- [WORK INSTRUCTIONS]:
The response should contain every entry, reproduced exactly.

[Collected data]
=== Begin Enclosure ===

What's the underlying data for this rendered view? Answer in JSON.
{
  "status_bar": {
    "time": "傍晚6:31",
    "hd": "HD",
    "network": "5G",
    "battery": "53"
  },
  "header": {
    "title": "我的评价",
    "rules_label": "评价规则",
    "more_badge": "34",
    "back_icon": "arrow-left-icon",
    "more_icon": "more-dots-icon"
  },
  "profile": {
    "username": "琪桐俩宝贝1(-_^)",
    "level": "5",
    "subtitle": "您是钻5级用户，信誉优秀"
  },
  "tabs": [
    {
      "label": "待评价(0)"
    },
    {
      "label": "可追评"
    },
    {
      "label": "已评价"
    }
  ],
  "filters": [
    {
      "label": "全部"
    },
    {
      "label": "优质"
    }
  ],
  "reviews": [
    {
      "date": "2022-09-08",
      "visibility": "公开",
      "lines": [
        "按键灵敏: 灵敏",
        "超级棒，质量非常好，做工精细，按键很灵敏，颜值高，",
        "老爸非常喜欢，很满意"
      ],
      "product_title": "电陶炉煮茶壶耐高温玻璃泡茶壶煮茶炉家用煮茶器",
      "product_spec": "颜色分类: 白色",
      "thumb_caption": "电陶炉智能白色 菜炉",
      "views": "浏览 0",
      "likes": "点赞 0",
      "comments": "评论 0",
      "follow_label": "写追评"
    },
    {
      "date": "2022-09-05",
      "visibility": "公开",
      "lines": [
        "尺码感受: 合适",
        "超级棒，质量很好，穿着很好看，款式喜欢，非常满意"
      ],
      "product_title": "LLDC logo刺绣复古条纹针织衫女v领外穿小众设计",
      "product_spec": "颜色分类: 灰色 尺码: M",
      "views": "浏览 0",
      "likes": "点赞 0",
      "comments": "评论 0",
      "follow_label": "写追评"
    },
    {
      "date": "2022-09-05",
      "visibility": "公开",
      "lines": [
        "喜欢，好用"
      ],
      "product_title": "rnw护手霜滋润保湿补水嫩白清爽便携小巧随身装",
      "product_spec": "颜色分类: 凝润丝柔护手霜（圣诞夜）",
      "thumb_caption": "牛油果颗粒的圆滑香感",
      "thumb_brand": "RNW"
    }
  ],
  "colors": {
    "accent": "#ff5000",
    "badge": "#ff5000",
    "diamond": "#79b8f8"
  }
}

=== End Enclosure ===

- [TASK SOLUTION]:
What's the underlying data for this rendered view? Answer in JSON.
{
  "status_bar": {
    "time": "傍晚6:31",
    "hd": "HD",
    "network": "5G",
    "battery": "53"
  },
  "header": {
    "title": "我的评价",
    "rules_label": "评价规则",
    "more_badge": "34",
    "back_icon": "arrow-left-icon",
    "more_icon": "more-dots-icon"
  },
  "profile": {
    "username": "琪桐俩宝贝1(-_^)",
    "level": "5",
    "subtitle": "您是钻5级用户，信誉优秀"
  },
  "tabs": [
    {
      "label": "待评价(0)"
    },
    {
      "label": "可追评"
    },
    {
      "label": "已评价"
    }
  ],
  "filters": [
    {
      "label": "全部"
    },
    {
      "label": "优质"
    }
  ],
  "reviews": [
    {
      "date": "2022-09-08",
      "visibility": "公开",
      "lines": [
        "按键灵敏: 灵敏",
        "超级棒，质量非常好，做工精细，按键很灵敏，颜值高，",
        "老爸非常喜欢，很满意"
      ],
      "product_title": "电陶炉煮茶壶耐高温玻璃泡茶壶煮茶炉家用煮茶器",
      "product_spec": "颜色分类: 白色",
      "thumb_caption": "电陶炉智能白色 菜炉",
      "views": "浏览 0",
      "likes": "点赞 0",
      "comments": "评论 0",
      "follow_label": "写追评"
    },
    {
      "date": "2022-09-05",
      "visibility": "公开",
      "lines": [
        "尺码感受: 合适",
        "超级棒，质量很好，穿着很好看，款式喜欢，非常满意"
      ],
      "product_title": "LLDC logo刺绣复古条纹针织衫女v领外穿小众设计",
      "product_spec": "颜色分类: 灰色 尺码: M",
      "views": "浏览 0",
      "likes": "点赞 0",
      "comments": "评论 0",
      "follow_label": "写追评"
    },
    {
      "date": "2022-09-05",
      "visibility": "公开",
      "lines": [
        "喜欢，好用"
      ],
      "product_title": "rnw护手霜滋润保湿补水嫩白清爽便携小巧随身装",
      "product_spec": "颜色分类: 凝润丝柔护手霜（圣诞夜）",
      "thumb_caption": "牛油果颗粒的圆滑香感",
      "thumb_brand": "RNW"
    }
  ],
  "colors": {
    "accent": "#ff5000",
    "badge": "#ff5000",
    "diamond": "#79b8f8"
  }
}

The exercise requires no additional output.